Architect John Parkinson designed some of L.A.’s most iconic buildings including City Hall, Union Station and the L.A. Memorial Coliseum. It was declared a National Historic Landmark on July 27, 1984, the day before the opening ceremony of the 1984 Summer Olympics. The large analog clock and thermometer over the office windows at either end of the peristyle were installed in 1955. Yep, it was hot.
USC rents the Coliseum to various events, including international soccer games, musical concerts and other large outdoor events but it’s primarily the home of the USC Trojans football team.
The 1984 summer Olympics were the frugal games. Los Angeles solicited loads of corporate sponsorships and decided to use mostly existing venues rather than building all new ones. Opening ceremonies were held at the Los Angeles Memorial Coliseum and to give the stadium’s entrance a little something special, the Olympic committee commissioned Venice-based sculptor Robert Graham to create “Olympic Gateway.” The statues, modeled on water polo player Terry Schroeder and long jumper from Guyana, Jennifer Innis, are noted for their anatomical accuracy.
The Coliseum and Sports Arena are jointly owned by the State of California, Los Angeles County, and the City of Los Angeles, and both are managed and operated by the University of Southern California. The Los Angeles Memorial Coliseum Commission, which consists of three voting members appointed by the three ownership interests and meets on a quarterly basis, provides public oversight of the master lease agreement with USC. Under the lease the University has day-to-day management and operation responsibility for both the Coliseum and Sports Arena. Inside the Commission chambers you’ll find various historical items including a stuffed animal of Sam the Olympic Eagle (which I also had) and a simulated Olympic torch used in the 1984 opening and closing ceremonies.
Between the double peristyle arches at the east end is the Coliseum’s “Court of Honor”—plaques recognizing many of the memorable events and participants in Coliseum history, including a full list of 1932 and 1984 Olympic gold medalists.
Designed by John and Donald Parkinson, the original bowl’s initial construction costs were $954,873. When the Coliseum opened in 1923, it was the largest stadium in Los Angeles with a capacity of 75,144. In 1930, however, with the Olympics due in two years, the stadium was extended upward to seventy-nine rows with two tiers of tunnels, expanding the seating to 101,574. You can still see the original concrete between the rows in the lower sections.
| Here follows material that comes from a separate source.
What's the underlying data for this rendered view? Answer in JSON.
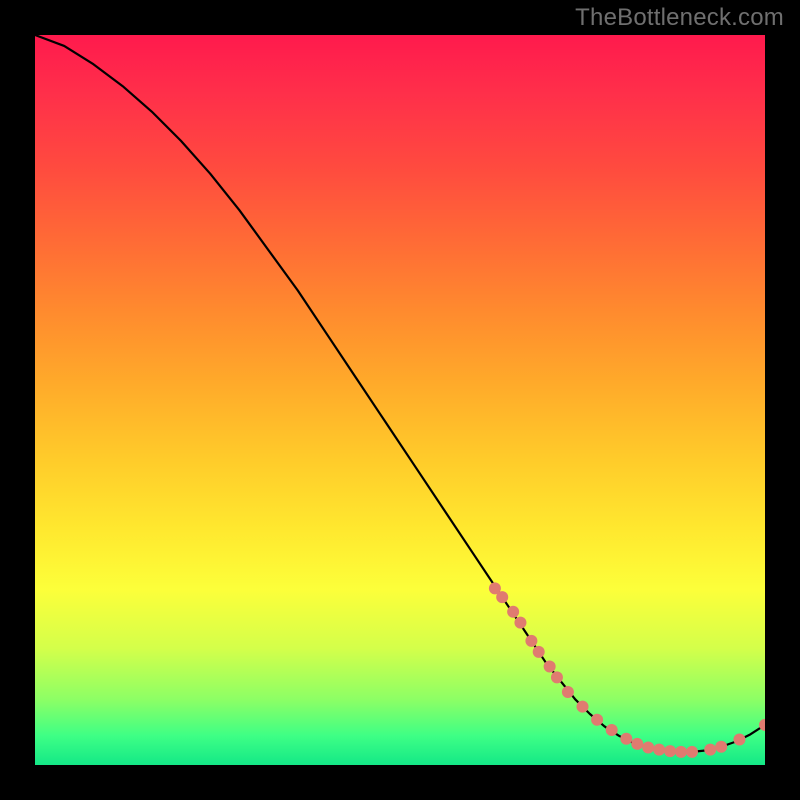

By far the best part of the tour was being able to go on top of the stadium, which provided 360 degree views of the city.
The enclosed press box above the stadium seats has incredible views but isn’t air conditioned. Feel free to open the windows though.
The Trojans locker room is rather spacious and with no obstructions in the way, fosters better communication between team members.
The visitors locker room is broken up and partitioned, which makes it more difficult to come together as a team.
Cash Shadow / Alarm Panel
The psychological mind games used against the visiting team continues on the way down to the field. Various posters tauting all of USC’s awards and accomplishments taunt all those who attempt to dethrone the Trojans.